Listen to National Oceanic and Atmospheric Administration (NOAA) Weather Radio, TV or emergency broadcast stations.

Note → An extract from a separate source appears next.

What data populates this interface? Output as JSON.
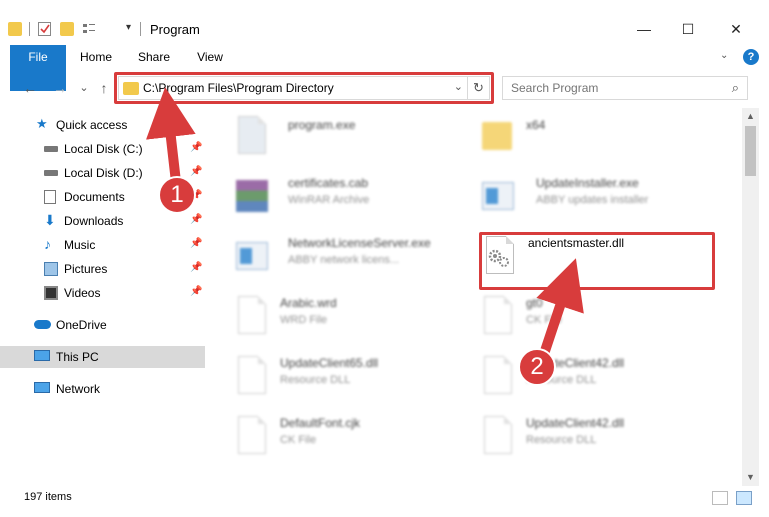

NOAA broadcasts 24 hour weather information on the following frequencies:

  • ALBANY: 162.550 MHZ

  • BINGHAMTON: 162.475 MHZ

  • BUFFALO: 162.550 MHZ

  • ELMIRA: 162.400 MHZ

  • KINGSTON: 162.475 MHZ

  • NEW YORK CITY: 162.550 MHZ

  • RIVERHEAD: 162.475 MHZ

  • ROCHESTER: 162.400 MHZ

  • STAMFORD: 162.400 MHZ

  • SYRACUSE: 162.550 MHZ

  • WATERTOWN: 162.475 MHZ
  • For more information regarding weather emergencies, please contact your local emergency management office or visit the State Emergency Management Office (SEMO) website at:


    Troy Amateur Radio Association - N2TY
    145.17/R * Troy's Full Service Repeaters * 444.225/R